**WORK REQUIRED**
In the entries that follow, which lines hold the string "ВАНКАР"? List them.

[Items from a data source]
________

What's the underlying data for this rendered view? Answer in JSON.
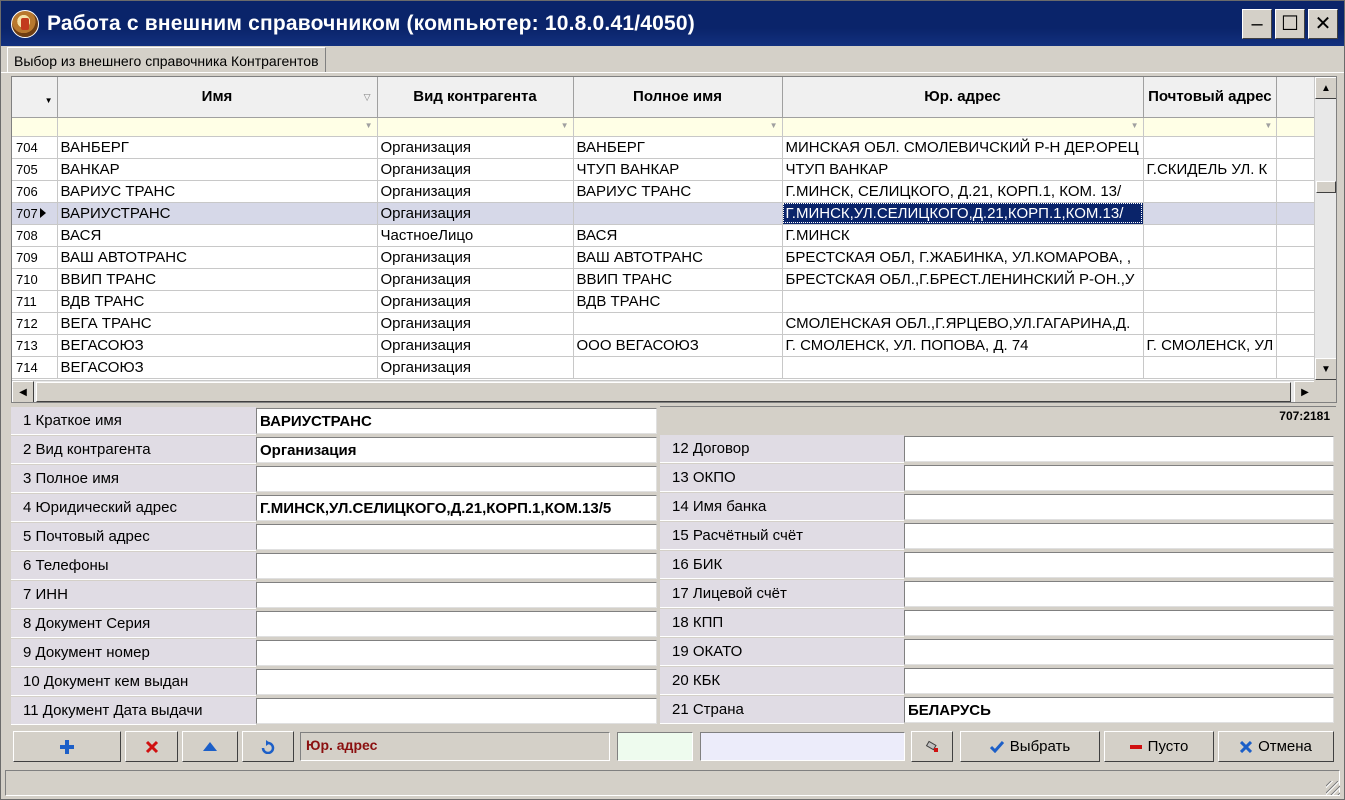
{
  "window": {
    "title": "Работа с внешним справочником (компьютер: 10.8.0.41/4050)",
    "controls": {
      "minimize": "–",
      "maximize": "☐",
      "close": "✕"
    }
  },
  "tab": {
    "label": "Выбор из внешнего справочника Контрагентов"
  },
  "grid": {
    "columns": [
      "Имя",
      "Вид контрагента",
      "Полное имя",
      "Юр. адрес",
      "Почтовый адрес"
    ],
    "rows": [
      {
        "num": "704",
        "name": "ВАНБЕРГ",
        "kind": "Организация",
        "full": "ВАНБЕРГ",
        "addr": "МИНСКАЯ ОБЛ. СМОЛЕВИЧСКИЙ Р-Н ДЕР.ОРЕЦ",
        "post": ""
      },
      {
        "num": "705",
        "name": "ВАНКАР",
        "kind": "Организация",
        "full": "ЧТУП ВАНКАР",
        "addr": "ЧТУП ВАНКАР",
        "post": "Г.СКИДЕЛЬ УЛ. К"
      },
      {
        "num": "706",
        "name": "ВАРИУС ТРАНС",
        "kind": "Организация",
        "full": "ВАРИУС ТРАНС",
        "addr": "Г.МИНСК, СЕЛИЦКОГО, Д.21, КОРП.1, КОМ. 13/",
        "post": ""
      },
      {
        "num": "707",
        "name": "ВАРИУСТРАНС",
        "kind": "Организация",
        "full": "",
        "addr": "Г.МИНСК,УЛ.СЕЛИЦКОГО,Д.21,КОРП.1,КОМ.13/",
        "post": ""
      },
      {
        "num": "708",
        "name": "ВАСЯ",
        "kind": "ЧастноеЛицо",
        "full": "ВАСЯ",
        "addr": "Г.МИНСК",
        "post": ""
      },
      {
        "num": "709",
        "name": "ВАШ АВТОТРАНС",
        "kind": "Организация",
        "full": "ВАШ АВТОТРАНС",
        "addr": "БРЕСТСКАЯ ОБЛ, Г.ЖАБИНКА, УЛ.КОМАРОВА, ,",
        "post": ""
      },
      {
        "num": "710",
        "name": "ВВИП ТРАНС",
        "kind": "Организация",
        "full": "ВВИП ТРАНС",
        "addr": "БРЕСТСКАЯ ОБЛ.,Г.БРЕСТ.ЛЕНИНСКИЙ Р-ОН.,У",
        "post": ""
      },
      {
        "num": "711",
        "name": "ВДВ ТРАНС",
        "kind": "Организация",
        "full": "ВДВ ТРАНС",
        "addr": "",
        "post": ""
      },
      {
        "num": "712",
        "name": "ВЕГА ТРАНС",
        "kind": "Организация",
        "full": "",
        "addr": "СМОЛЕНСКАЯ ОБЛ.,Г.ЯРЦЕВО,УЛ.ГАГАРИНА,Д.",
        "post": ""
      },
      {
        "num": "713",
        "name": "ВЕГАСОЮЗ",
        "kind": "Организация",
        "full": "ООО ВЕГАСОЮЗ",
        "addr": "Г. СМОЛЕНСК, УЛ. ПОПОВА, Д. 74",
        "post": "Г. СМОЛЕНСК, УЛ"
      },
      {
        "num": "714",
        "name": "ВЕГАСОЮЗ",
        "kind": "Организация",
        "full": "",
        "addr": "",
        "post": ""
      }
    ],
    "selected_row": "707"
  },
  "details": {
    "record_pos": "707:2181",
    "left": [
      {
        "label": "1  Краткое имя",
        "value": "ВАРИУСТРАНС"
      },
      {
        "label": "2  Вид контрагента",
        "value": "Организация"
      },
      {
        "label": "3  Полное имя",
        "value": ""
      },
      {
        "label": "4  Юридический адрес",
        "value": "Г.МИНСК,УЛ.СЕЛИЦКОГО,Д.21,КОРП.1,КОМ.13/5"
      },
      {
        "label": "5  Почтовый адрес",
        "value": ""
      },
      {
        "label": "6  Телефоны",
        "value": ""
      },
      {
        "label": "7  ИНН",
        "value": ""
      },
      {
        "label": "8  Документ Серия",
        "value": ""
      },
      {
        "label": "9  Документ номер",
        "value": ""
      },
      {
        "label": "10 Документ кем выдан",
        "value": ""
      },
      {
        "label": "11 Документ Дата выдачи",
        "value": ""
      }
    ],
    "right": [
      {
        "label": "12 Договор",
        "value": ""
      },
      {
        "label": "13 ОКПО",
        "value": ""
      },
      {
        "label": "14 Имя банка",
        "value": ""
      },
      {
        "label": "15 Расчётный счёт",
        "value": ""
      },
      {
        "label": "16 БИК",
        "value": ""
      },
      {
        "label": "17 Лицевой счёт",
        "value": ""
      },
      {
        "label": "18 КПП",
        "value": ""
      },
      {
        "label": "19 ОКАТО",
        "value": ""
      },
      {
        "label": "20 КБК",
        "value": ""
      },
      {
        "label": "21 Страна",
        "value": "БЕЛАРУСЬ"
      }
    ]
  },
  "toolbar": {
    "field_name": "Юр. адрес",
    "select_label": "Выбрать",
    "empty_label": "Пусто",
    "cancel_label": "Отмена"
  },
  "colors": {
    "title_bg": "#0a246a",
    "add_icon": "#1c5fc8",
    "delete_icon": "#d01010",
    "field_name_text": "#8b1010"
  }
}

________

**EXERCISE RESPONSE**
        "name": "ВАНКАР",
        "full": "ЧТУП ВАНКАР",
        "addr": "ЧТУП ВАНКАР",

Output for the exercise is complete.